Saturday, June 15, 2013

Bigotry and #Autism Advocacy- The (undefined) line we all think we avoid crossing

If you follow me on my page, or on this blog you will know that I am passionate about autism, civil rights, and just plain advocating for the equality for all, because to me, everyone matters. I tend to limit these views to my own space, because I try to not go around imposing my opinions on others. I am low drama, because  my brain doesn't really understand it very well. I freely admit this is a limitation that Asperger's has enabled within me. It's not necessarily a bad one, either. My self worth is not dependent on who likes me, who agrees with me, or any kind of group collaboration. One saying that I have had since I was in my teens before I have ever knew about AS is "I do what I do, and you do what you do." What I have always meant by this is that I am who I am, and I'm okay with my choices. As long as you're doing what makes you happy, and aren't hurting anyone, your choices aren't any of my business. My ability to remain neutral is usually logically intact before, during, and after any disagreement with a person.
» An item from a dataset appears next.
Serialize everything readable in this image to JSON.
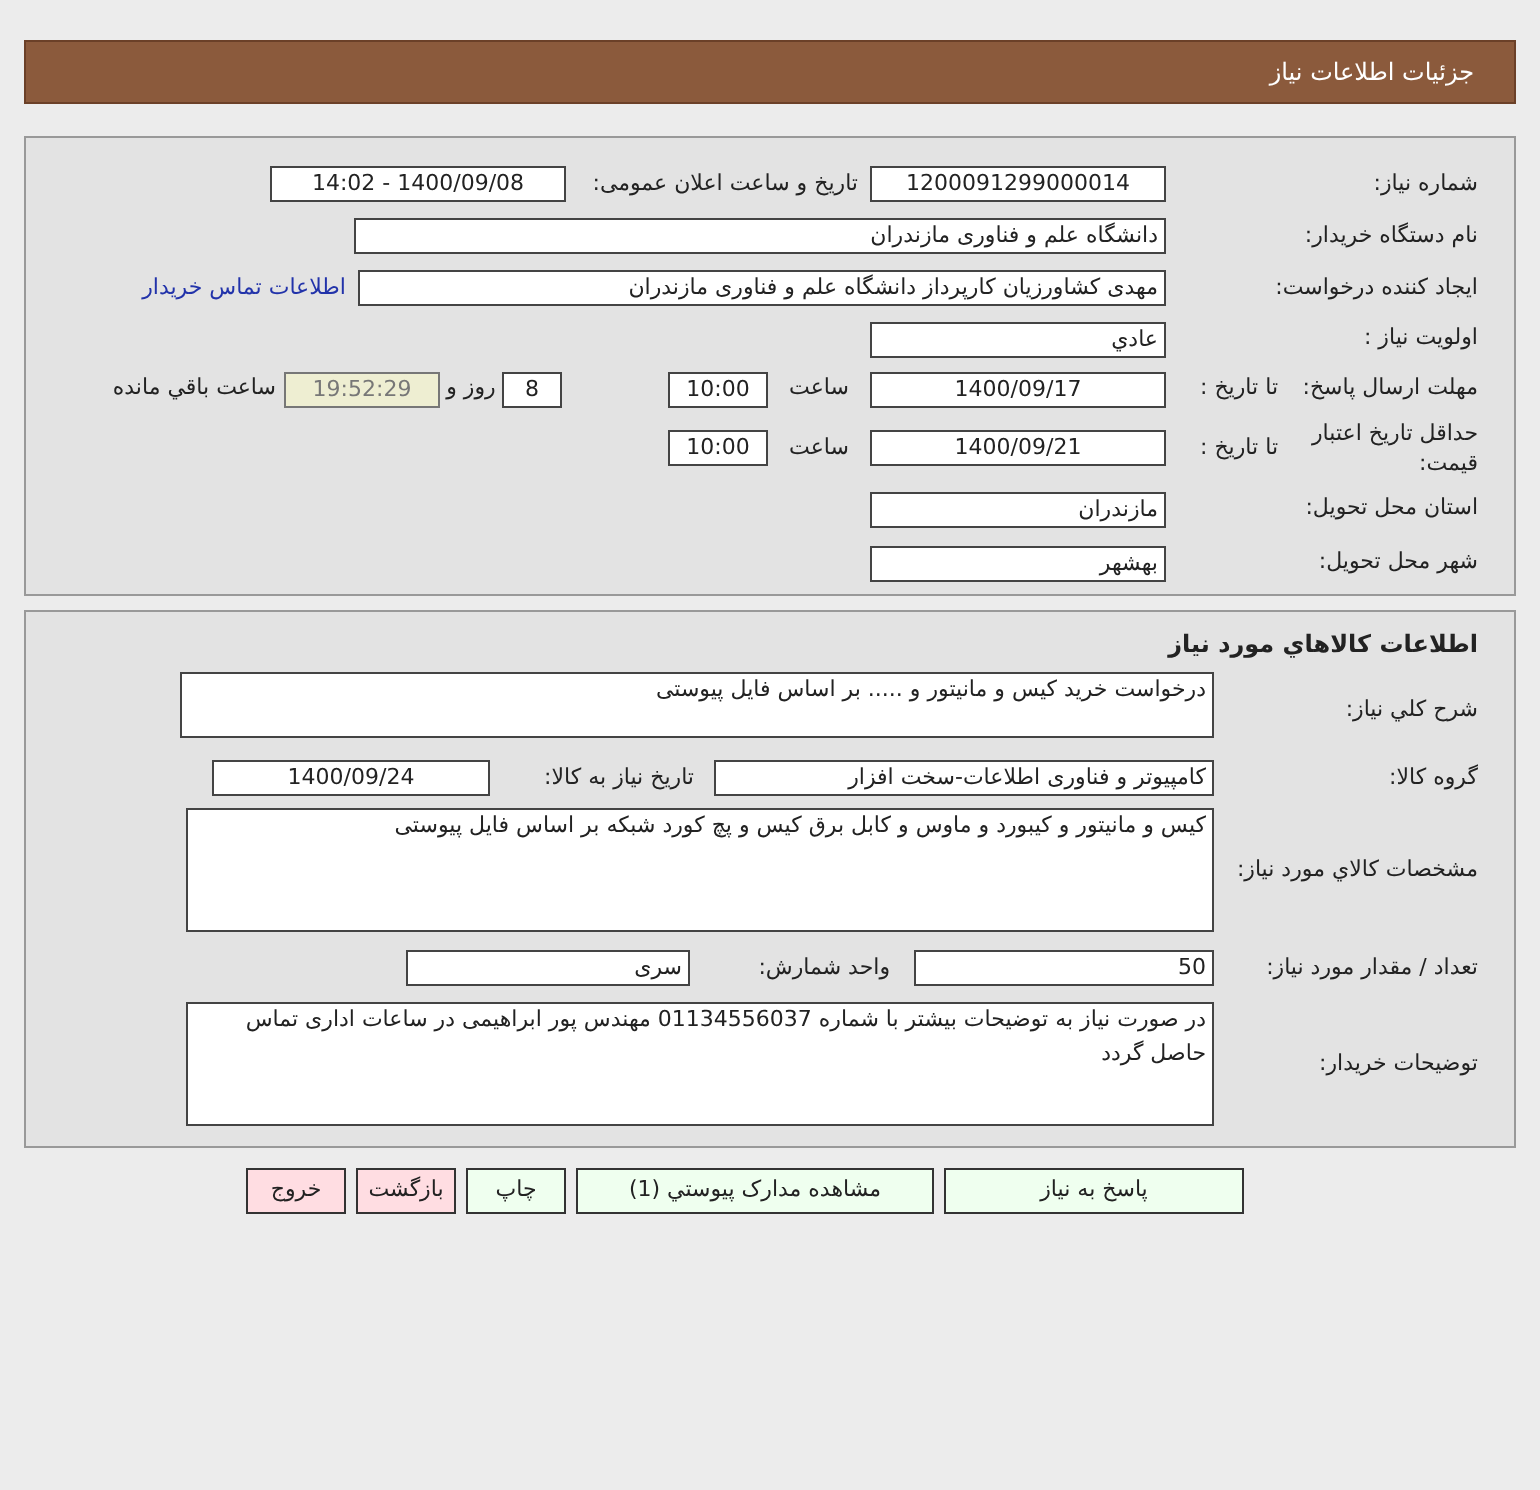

I do however, occasionally get into disagreements with others about various things. This isn't hard in the autism community where the atmosphere is generally tense between opposing beliefs. What I have found that is different for me than others is how I am often treated differently due to my neurological status, if said status is disclosed to the other party.  In other words, if I am known to be autistic while I debate share my thoughts, and refuse to admit that I think I am wrong I am often accused of not understanding the social situation, or the proper social protocol.  They may insinuate that I was not sufficiently stocked with the right social stories as a child, because obviously I don't understand their point of view. I was not taught manners. Or, maybe I am just too rigid in my thinking.